[Interface dataset entries]
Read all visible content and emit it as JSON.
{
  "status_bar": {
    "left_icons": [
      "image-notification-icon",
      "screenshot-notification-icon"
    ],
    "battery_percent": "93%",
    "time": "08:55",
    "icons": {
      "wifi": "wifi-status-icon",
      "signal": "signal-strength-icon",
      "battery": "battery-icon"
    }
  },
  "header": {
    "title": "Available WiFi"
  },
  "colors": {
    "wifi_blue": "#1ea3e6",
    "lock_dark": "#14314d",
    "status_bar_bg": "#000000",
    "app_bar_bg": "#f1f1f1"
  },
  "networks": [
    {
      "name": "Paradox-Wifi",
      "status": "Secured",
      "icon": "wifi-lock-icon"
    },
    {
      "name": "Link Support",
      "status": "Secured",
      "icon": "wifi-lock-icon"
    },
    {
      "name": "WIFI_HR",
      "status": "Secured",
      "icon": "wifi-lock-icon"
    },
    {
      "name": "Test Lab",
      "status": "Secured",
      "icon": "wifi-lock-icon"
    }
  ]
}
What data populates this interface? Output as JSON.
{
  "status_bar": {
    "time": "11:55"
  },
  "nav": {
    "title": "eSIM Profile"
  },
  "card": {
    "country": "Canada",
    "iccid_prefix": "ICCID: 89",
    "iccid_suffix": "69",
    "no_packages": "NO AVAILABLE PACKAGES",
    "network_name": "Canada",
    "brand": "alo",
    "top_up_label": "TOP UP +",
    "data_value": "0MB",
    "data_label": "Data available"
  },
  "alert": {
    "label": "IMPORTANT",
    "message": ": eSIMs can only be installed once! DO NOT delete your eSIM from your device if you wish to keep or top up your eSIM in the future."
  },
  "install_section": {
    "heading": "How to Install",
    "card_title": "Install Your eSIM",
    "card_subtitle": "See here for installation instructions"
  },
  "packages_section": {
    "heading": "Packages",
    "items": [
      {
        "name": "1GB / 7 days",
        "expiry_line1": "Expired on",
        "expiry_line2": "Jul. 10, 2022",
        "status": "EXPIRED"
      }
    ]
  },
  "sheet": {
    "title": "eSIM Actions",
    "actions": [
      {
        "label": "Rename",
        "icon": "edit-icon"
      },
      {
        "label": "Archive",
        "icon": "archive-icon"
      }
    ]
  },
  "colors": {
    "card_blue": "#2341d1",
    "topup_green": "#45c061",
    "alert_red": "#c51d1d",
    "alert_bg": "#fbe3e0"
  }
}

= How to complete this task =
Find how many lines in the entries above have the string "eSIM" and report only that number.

= Your solution =
4